* Task inputs
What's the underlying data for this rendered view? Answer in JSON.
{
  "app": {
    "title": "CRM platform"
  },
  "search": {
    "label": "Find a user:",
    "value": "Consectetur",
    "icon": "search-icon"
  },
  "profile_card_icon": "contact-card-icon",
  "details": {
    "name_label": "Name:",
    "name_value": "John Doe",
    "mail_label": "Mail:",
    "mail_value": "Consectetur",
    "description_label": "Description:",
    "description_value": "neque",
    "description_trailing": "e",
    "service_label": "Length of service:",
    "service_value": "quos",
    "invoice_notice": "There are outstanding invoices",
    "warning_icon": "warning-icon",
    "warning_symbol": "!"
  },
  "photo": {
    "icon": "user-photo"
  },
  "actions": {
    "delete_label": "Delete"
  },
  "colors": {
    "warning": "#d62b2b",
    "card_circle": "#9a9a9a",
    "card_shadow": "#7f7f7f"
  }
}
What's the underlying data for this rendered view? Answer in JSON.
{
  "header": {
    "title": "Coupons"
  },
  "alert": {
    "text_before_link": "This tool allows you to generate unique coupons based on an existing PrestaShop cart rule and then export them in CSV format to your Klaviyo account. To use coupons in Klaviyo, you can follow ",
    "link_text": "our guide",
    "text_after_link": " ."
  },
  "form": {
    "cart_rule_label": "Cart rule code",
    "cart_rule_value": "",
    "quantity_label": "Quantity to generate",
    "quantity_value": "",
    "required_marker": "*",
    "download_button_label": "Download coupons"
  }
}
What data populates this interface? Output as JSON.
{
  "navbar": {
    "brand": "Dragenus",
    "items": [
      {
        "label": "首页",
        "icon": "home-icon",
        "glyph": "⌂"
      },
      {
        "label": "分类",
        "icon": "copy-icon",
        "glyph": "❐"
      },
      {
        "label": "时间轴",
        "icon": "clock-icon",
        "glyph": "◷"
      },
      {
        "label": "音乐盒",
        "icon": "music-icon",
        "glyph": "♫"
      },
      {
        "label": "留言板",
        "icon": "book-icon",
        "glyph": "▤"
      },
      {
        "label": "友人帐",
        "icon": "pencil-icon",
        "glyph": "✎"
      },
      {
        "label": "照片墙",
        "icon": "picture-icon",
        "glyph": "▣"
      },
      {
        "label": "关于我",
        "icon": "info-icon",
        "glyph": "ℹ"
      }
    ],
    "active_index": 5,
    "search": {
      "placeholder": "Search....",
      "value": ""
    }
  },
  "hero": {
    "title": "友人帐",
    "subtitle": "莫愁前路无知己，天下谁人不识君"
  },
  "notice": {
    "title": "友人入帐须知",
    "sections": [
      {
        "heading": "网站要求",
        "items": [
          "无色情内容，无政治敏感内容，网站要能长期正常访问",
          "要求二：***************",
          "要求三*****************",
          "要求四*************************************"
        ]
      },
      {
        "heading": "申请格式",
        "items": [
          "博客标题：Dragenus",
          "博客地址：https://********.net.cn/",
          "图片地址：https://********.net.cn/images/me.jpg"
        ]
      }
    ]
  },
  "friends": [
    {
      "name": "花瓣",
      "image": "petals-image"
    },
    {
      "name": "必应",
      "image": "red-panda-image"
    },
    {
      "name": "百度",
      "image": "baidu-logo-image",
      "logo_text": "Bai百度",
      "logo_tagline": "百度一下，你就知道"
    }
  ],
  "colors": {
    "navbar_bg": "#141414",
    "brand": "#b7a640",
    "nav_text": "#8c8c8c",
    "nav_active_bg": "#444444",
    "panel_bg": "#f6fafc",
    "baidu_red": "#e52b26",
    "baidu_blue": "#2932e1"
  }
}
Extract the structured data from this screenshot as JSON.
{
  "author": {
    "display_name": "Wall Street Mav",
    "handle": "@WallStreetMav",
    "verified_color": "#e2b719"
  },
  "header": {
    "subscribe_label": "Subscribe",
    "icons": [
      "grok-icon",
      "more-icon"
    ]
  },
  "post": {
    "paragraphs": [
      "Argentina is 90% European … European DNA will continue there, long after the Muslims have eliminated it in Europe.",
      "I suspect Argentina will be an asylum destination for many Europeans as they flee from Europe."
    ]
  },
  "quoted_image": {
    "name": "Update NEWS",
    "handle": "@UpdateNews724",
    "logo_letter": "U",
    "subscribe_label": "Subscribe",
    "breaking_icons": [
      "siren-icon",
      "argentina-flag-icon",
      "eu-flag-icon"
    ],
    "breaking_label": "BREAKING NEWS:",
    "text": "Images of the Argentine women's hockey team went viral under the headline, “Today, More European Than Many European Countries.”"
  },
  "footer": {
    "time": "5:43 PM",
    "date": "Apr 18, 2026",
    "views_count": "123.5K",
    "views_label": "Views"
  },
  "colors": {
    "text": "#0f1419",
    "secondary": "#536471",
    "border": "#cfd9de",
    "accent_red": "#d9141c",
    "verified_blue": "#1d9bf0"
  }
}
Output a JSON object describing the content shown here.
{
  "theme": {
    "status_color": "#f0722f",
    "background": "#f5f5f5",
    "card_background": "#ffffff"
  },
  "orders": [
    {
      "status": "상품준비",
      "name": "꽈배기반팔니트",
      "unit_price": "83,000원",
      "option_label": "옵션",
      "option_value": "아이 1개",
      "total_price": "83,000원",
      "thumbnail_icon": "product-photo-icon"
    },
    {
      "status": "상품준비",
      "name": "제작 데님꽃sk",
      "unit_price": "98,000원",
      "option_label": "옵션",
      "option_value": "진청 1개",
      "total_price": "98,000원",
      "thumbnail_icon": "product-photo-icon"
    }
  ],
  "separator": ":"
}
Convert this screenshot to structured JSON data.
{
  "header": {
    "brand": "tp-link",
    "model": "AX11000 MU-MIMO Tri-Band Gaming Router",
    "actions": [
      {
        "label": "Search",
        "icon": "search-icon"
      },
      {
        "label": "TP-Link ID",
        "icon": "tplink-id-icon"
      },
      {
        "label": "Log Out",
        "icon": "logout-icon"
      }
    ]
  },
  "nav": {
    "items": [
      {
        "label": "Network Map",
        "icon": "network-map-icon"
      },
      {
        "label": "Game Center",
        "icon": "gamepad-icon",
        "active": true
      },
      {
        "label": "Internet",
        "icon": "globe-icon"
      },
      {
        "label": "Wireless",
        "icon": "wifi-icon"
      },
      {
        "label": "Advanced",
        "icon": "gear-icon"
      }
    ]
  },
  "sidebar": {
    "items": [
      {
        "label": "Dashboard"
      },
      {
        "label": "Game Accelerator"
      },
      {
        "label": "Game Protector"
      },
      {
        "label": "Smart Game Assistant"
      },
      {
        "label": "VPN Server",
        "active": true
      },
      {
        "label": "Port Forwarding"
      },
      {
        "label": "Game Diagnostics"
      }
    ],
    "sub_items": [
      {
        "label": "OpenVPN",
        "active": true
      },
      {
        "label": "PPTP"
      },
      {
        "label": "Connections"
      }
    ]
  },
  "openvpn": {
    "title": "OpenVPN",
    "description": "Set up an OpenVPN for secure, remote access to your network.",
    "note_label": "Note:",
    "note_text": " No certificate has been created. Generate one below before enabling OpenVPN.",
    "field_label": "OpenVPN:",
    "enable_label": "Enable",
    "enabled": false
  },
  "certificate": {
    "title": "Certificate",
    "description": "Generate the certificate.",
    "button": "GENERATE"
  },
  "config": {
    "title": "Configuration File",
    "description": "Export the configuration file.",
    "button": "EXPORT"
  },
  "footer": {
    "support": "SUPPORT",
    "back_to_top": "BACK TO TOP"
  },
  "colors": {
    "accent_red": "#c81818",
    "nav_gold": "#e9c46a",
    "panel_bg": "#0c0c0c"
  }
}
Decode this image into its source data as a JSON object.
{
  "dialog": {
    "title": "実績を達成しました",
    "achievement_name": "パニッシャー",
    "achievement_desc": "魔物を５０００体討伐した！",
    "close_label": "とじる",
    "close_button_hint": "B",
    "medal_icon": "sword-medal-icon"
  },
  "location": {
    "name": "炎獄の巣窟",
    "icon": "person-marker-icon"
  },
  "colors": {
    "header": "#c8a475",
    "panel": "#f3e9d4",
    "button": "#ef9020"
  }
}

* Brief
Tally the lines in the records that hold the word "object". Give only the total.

* Output
2